  • Can we automatically quantify the fraction of NETs?
  • Key idea: We do not need perfect segmentation
    (similar to Learning to Count framework)

Step I: Loading

import mahotas as mh
protein = mh.imread('protein.tiff')
dna = mh.imread('dna.tiff')
plt.imshow(mh.as_rgb(dna, protein, 0))

Step II: Gaussian filter

protein = mh.gaussian_filter(protein, 1.2)

Step III: Build grid

markers = np.zeros_like(protein)
markers[16::32, 16::32] = 1
markers,_ = mh.label(markers)

Step IV: Watershed

regions = mh.cwatershed(protein.max() - protein, markers)

Step V: Compute features

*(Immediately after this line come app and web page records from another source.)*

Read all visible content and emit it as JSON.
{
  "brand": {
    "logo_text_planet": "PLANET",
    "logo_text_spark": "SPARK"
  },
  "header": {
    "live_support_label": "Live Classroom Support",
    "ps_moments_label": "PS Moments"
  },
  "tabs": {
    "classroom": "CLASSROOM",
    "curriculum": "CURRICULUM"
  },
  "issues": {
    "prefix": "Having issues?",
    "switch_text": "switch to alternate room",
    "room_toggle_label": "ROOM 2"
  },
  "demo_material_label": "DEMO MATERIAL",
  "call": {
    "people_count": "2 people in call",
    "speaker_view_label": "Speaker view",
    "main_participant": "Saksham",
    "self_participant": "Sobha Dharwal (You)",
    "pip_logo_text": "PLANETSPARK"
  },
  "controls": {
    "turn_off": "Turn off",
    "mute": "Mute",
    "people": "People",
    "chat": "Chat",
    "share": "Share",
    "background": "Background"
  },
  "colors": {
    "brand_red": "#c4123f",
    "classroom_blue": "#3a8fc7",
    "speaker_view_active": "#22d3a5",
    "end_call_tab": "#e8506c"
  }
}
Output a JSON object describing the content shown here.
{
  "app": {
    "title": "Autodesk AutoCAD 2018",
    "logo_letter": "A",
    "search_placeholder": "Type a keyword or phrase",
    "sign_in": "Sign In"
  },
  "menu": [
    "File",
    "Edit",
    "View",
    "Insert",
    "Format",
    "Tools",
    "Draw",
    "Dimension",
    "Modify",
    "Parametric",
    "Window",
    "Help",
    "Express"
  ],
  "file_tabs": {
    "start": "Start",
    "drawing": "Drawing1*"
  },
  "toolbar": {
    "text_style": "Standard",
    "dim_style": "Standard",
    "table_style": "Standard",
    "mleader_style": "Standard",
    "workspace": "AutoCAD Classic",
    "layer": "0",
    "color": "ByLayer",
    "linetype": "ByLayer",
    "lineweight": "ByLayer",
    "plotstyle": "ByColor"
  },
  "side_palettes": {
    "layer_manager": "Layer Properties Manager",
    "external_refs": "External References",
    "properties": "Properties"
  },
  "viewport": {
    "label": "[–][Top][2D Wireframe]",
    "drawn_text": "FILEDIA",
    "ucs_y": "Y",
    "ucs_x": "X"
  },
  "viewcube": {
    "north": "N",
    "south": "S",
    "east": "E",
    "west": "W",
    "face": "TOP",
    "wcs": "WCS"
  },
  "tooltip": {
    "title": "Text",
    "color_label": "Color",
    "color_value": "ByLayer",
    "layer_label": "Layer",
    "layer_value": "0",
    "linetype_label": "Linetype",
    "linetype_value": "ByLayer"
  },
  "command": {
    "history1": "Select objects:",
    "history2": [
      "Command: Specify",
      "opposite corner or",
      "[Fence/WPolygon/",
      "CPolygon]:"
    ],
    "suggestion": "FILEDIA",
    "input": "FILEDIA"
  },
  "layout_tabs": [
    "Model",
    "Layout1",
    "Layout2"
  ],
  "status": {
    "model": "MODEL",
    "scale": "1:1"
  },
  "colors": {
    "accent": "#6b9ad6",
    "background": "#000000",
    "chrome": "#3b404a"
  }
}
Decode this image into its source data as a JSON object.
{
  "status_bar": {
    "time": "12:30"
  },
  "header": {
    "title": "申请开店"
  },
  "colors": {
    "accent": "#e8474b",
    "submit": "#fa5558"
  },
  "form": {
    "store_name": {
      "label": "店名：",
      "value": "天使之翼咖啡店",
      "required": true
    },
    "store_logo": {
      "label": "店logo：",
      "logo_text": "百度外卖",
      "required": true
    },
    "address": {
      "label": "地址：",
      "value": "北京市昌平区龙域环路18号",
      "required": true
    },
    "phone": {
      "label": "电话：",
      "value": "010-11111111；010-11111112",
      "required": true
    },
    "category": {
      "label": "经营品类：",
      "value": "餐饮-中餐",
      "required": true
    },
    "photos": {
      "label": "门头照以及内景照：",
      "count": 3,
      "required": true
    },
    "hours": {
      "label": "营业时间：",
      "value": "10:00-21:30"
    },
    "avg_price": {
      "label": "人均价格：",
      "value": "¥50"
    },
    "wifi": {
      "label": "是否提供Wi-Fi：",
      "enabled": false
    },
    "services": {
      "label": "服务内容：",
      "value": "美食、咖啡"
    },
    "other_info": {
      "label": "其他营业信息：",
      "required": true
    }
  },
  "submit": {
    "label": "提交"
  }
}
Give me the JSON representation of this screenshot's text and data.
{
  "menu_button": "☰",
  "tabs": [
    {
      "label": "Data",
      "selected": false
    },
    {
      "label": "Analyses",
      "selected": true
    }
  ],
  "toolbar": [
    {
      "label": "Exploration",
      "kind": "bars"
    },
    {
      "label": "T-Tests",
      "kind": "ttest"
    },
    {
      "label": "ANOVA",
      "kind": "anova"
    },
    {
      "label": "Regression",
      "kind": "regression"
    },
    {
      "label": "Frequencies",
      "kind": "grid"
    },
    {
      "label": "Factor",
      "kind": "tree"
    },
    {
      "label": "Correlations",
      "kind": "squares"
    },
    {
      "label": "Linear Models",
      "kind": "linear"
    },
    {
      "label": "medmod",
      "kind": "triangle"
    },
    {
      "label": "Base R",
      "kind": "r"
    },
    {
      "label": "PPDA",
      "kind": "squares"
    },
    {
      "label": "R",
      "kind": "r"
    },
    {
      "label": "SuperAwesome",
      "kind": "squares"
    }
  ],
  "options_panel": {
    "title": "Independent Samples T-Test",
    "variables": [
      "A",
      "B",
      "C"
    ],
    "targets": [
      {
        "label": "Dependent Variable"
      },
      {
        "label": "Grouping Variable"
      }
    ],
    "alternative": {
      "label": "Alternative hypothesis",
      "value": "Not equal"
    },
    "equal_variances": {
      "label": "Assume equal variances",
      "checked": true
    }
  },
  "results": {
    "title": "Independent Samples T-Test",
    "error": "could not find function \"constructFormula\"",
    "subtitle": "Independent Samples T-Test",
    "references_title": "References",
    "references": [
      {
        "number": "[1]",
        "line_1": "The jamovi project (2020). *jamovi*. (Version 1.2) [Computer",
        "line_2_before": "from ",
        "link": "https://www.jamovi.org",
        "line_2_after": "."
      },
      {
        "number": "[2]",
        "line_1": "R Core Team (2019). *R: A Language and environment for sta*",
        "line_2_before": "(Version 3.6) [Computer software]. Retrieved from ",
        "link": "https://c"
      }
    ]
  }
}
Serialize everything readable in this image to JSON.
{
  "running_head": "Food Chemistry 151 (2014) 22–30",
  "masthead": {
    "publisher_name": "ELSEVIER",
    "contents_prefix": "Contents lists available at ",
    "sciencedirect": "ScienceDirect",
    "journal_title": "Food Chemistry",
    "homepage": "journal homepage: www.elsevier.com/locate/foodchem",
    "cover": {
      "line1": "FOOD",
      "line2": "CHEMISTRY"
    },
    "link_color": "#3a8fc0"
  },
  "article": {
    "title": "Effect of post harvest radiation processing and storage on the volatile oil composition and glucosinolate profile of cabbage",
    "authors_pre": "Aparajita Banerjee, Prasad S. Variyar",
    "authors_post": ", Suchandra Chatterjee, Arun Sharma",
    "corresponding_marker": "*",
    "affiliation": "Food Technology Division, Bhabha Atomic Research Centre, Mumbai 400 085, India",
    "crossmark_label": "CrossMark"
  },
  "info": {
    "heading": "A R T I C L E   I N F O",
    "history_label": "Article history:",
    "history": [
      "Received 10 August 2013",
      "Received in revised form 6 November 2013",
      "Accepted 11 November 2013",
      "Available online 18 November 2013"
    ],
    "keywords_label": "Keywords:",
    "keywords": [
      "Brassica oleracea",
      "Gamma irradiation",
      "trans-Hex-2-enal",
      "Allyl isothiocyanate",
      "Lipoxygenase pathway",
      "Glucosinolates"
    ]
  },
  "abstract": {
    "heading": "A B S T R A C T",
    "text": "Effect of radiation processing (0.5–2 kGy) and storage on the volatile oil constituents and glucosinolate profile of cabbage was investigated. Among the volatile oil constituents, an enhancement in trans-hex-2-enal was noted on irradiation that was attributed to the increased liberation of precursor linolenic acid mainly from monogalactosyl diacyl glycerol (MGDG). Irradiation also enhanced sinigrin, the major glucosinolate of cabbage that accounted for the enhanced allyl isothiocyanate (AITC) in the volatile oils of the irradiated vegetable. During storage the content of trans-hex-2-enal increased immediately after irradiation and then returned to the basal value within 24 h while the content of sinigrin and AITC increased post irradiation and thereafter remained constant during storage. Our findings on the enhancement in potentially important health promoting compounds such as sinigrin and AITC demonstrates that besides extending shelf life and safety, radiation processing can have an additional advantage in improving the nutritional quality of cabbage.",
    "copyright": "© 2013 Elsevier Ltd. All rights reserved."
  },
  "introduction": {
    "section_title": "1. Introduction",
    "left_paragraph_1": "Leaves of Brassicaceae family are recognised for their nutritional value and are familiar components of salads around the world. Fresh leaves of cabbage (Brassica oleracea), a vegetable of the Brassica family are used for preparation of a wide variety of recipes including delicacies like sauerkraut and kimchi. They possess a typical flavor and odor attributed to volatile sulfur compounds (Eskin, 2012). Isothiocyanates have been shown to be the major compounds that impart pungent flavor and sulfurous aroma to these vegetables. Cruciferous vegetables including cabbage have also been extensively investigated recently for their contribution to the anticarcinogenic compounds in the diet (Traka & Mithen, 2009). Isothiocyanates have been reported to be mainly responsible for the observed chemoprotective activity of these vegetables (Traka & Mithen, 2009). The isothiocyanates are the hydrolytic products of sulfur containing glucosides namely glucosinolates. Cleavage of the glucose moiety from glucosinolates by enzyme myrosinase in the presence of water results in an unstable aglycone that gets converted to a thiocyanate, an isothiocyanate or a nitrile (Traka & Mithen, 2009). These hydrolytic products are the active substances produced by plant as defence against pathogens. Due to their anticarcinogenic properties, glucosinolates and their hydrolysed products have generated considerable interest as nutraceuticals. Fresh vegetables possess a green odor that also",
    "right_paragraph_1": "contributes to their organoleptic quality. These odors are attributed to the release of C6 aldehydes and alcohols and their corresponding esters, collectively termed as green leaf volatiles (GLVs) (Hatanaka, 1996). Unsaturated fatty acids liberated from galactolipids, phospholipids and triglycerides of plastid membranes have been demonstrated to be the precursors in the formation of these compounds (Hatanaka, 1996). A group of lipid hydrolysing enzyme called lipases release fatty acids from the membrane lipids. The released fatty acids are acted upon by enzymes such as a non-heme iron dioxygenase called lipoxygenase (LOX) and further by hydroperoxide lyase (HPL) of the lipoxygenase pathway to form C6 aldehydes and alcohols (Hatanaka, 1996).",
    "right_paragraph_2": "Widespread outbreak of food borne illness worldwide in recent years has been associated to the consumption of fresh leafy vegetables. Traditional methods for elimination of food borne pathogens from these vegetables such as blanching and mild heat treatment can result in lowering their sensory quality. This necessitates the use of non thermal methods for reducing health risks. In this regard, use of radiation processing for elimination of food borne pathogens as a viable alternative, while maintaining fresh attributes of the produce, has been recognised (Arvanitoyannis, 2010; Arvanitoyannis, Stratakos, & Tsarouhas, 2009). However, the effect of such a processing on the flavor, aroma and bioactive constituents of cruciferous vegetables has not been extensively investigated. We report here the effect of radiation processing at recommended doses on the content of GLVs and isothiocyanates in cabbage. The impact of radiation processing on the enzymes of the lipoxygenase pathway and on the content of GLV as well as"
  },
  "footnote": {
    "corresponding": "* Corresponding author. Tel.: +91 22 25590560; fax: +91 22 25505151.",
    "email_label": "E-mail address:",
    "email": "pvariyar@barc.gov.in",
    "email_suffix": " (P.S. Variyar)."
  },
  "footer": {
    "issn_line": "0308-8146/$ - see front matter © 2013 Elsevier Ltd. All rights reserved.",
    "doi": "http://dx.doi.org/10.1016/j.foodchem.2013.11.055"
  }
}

features = []
fractions = []
for n in range(regions.max()):
    cur_region = protein * (regions == (n+1))
    features.append(mh.features.haralick(cur_region, ignore_zeros=True))
    fractions.append(handlabeled[regions == (n+1)].mean())
  • Haralick features are just numbers computed from images
  • ignore_zeros tells the function to ignore zero-valued pixels

Step VI: Call random forest from scikit-learn

from sklearn.ensemble import RandomForestRegressor
est = RandomForestRegressor(), fractions)

We obtain good agreement with gold standard

How good is 93 percent?

Well, how good are humans (the baseline method)?

Comparison example

Label it twice

  • If your method uses human labeled data,
    label it twice
  • Many cases, humans are not that great
  • In our case, operator bias is major issue
    but bias seems consistent

Whole computation is managed with jug

  • Prototype to publication to reproduction without breaks
  • Easy to reproduce
  • Smallish problem (100 CPU hours)
  • We will make the code available when paper is accepted
  • This will ensure perfect reproducibility
    (and extendibility).

Jug use cases

  • Parameter sweeps
  • Preprocessing of large data
  • Embarassingly parallel problems
  • Coarse grained parallelism

Jug Tasks

  • A Task is a Python function & its arguments
  • Arguments can be either values or results of other Tasks
  • Thus, Tasks implicitly define a dependency graph
  • A Task is identified by its hash
  • Hash of function name + arguments (recursively)

Design Decisions

  • Code is not taken into account for hash.
  • This means that changing the code will not trigger recomputation
  • Explicit invalidate operation triggers recomputation of all dependent tasks


from jug import TaskGenerator
def double(x):
    return x * 2

def print_resuls(value):
    with open('output.txt', 'w') as out:
        out.write("Result: {}\n".format(value))

four = double(2)
final = double(four)

Jug execution loop

for task in alltasks:
    if backend.has_data(task):
        print("Task is already done")
    elif backend.has_data(task.dependencies()):
        if backend.lock(task):
            r = task.execute()
            backend.write(task.hash(), r)


  • The Python Numpy-based ecosystem is powerful and flexible.
  • A good abstraction/API allows for "invisible hand collaboration"
  • Dependencies are a hard problem
    but too much code makes it harder than it needs to be.
  • Mahotas &c are great for computer vision
  • Everyone has its memoization system
    but different tradeoffs.
  • Don't leave, there's a tutorial coming up!

Thank You

Preparation for Tutorial